    I learned it at my own time and with internships (which make you program things that would look like a sick joke by a professor if it was an assignment). Thus I felt most comfortable with C#.

    But anyway I think you are reading too much into this. You don't see Google putting Dart or Go in their job descriptions either.

    Microsoft is a big company and not everyone who works there is a .NET fanatic. Their scope is much bigger than just .NET. They have huge swath of people who are C and Assembly pros and probably look at high level languages with disdain. And that's fine. It could even be probably (not sure obviously) that .NET/C# is a minority language inside of the company. Consider how much native stuff Microsoft has. And yeah I've fairly sure there is some Java programmers at Microsoft too. Consider that they contribute to Hadoop.

     

  • User profile image
    pavone

     MS hires college grads? is there a link to such a posting? 

    Anyways, it's true schools don't bother with C#. At my university, they only taught C++, and then we had to learn Java for Compiler class since we were required to write a compiler for it. Out of the entire faculty, there's only one professor who knows C#. It doesn't help that most of our schoolwork is based on Unix machines, yeah we still Emacs over here. 

  • User profile image
    evildictait​or

    , bobonecoupon wrote

    I agree, C based languages should be preferred not Java. I understand it is all under the scope of OOP but someone at Microsoft is typing these job postings...

    Java is a C based language.

  • User profile image
    evildictait​or

    , cbae wrote

    *snip*

    But there was mention of "Java" in the description. What place does a Java developer have in Microsoft that a C# developer wouldn't?

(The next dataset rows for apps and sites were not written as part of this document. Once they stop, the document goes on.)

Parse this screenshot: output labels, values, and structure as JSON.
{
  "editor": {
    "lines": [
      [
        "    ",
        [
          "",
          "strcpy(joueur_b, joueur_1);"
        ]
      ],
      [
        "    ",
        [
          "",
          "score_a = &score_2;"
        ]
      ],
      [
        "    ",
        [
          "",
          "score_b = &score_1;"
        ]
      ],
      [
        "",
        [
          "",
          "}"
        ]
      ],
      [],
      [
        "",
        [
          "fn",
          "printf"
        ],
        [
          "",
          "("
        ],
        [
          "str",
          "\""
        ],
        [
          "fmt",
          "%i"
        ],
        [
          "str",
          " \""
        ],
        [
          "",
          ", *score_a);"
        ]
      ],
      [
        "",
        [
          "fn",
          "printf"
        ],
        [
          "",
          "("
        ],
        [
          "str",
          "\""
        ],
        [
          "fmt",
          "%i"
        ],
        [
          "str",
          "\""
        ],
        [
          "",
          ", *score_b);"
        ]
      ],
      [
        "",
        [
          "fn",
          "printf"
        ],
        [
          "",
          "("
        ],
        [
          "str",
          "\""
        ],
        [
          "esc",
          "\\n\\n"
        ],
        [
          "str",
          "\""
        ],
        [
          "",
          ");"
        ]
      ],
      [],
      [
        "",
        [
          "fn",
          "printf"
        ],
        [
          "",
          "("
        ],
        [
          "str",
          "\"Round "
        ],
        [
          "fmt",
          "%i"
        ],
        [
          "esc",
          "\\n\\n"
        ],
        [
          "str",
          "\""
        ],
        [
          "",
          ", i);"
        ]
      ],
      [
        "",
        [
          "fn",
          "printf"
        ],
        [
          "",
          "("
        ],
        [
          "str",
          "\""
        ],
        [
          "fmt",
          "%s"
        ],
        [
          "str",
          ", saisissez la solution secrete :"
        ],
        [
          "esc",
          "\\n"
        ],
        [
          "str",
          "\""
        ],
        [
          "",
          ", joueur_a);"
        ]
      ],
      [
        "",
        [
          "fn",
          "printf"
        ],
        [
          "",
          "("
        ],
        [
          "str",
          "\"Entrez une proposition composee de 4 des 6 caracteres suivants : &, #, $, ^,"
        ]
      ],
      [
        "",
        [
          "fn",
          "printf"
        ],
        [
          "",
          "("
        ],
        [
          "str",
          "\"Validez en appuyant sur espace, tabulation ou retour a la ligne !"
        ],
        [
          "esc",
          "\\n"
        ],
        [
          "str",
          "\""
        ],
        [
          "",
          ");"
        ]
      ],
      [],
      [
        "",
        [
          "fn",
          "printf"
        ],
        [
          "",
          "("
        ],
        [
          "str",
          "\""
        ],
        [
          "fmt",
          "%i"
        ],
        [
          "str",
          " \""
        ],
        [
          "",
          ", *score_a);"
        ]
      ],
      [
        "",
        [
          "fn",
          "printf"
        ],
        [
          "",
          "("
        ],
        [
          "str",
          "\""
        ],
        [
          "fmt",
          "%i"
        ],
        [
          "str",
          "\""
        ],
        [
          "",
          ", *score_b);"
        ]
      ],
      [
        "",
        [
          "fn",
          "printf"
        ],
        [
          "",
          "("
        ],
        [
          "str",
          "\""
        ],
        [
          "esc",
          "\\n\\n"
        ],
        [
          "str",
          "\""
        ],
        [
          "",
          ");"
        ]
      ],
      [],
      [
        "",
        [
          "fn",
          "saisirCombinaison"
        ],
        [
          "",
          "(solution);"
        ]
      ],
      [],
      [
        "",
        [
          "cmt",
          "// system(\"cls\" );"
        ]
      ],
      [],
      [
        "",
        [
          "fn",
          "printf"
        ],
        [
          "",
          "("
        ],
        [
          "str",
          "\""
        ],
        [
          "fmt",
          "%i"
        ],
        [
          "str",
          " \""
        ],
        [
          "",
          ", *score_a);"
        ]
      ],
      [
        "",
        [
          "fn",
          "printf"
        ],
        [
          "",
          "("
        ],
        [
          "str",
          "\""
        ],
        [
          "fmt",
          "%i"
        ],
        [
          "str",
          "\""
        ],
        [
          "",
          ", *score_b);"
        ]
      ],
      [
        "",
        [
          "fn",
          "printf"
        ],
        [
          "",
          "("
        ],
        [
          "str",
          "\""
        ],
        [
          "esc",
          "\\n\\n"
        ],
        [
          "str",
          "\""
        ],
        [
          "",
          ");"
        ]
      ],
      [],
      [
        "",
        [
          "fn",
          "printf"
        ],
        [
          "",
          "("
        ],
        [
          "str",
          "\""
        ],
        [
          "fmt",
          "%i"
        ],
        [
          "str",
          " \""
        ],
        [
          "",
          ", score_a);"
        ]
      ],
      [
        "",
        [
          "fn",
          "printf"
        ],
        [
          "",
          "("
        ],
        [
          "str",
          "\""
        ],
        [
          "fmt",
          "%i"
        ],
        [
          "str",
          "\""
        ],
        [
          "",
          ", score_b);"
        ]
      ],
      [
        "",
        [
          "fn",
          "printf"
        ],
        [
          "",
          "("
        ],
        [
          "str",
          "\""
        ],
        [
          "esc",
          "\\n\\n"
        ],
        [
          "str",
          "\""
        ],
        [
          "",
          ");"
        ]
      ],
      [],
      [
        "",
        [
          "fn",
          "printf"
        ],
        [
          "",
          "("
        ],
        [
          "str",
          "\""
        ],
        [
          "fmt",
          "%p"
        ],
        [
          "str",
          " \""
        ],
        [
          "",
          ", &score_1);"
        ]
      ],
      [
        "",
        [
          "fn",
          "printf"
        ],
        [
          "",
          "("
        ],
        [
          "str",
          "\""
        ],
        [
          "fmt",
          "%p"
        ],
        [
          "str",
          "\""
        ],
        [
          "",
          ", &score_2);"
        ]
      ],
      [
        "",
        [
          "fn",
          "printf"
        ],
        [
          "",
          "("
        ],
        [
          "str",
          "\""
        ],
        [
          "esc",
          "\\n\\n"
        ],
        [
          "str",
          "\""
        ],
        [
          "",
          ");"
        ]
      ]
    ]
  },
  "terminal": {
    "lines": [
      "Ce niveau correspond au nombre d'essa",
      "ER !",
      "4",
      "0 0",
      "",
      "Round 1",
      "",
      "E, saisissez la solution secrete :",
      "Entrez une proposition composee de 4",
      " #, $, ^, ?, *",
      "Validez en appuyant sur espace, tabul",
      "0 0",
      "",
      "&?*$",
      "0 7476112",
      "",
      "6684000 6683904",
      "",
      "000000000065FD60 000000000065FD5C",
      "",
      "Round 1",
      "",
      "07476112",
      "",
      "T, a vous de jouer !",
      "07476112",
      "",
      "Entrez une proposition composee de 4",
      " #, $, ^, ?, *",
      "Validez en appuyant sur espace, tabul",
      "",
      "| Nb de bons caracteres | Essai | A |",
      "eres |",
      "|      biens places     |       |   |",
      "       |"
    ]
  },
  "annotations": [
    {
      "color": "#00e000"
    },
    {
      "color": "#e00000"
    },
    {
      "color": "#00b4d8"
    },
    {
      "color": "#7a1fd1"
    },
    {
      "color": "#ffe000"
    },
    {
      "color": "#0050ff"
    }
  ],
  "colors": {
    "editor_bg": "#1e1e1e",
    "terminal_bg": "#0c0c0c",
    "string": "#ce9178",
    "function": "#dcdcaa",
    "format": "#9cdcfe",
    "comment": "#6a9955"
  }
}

    I might understand if this was for a position in the Mountain View campus. Microsoft is essentially the redheaded stepchild of Silicon Valley. I've seen job postings that essentially say "No Microsoft  please". IOW, if you have any experience developing on any of Microsoft's platforms, they don't want you. But the thing is, this position is for a job AT MICROSOFT. It's almost as if Microsoft is embarrassed to list their own technologies as a requirement lest they scare people away who don't want to be "indoctrinated' into the use of Microsoft's platforms.

    Java isn't an anti-Microsoft technology - nor is C# a specifically Microsoft technology. Microsoft just have Java in their job-offer because that's what the recruiter thought was best. Microsoft would be happy to take on new members of staff that were competent in C#, just as they would be happy to take on new members of staff that are competent in Java or C++.

  • User profile image
    AndyC

    , evildictaitor wrote

    *snip*

    Java is a C based language.

    Indeed. And if anything C# is a Java based language (with all the stupid stuff removed!) Wink

Conversation locked

This conversation has been locked by the site admins. No new comments can be made.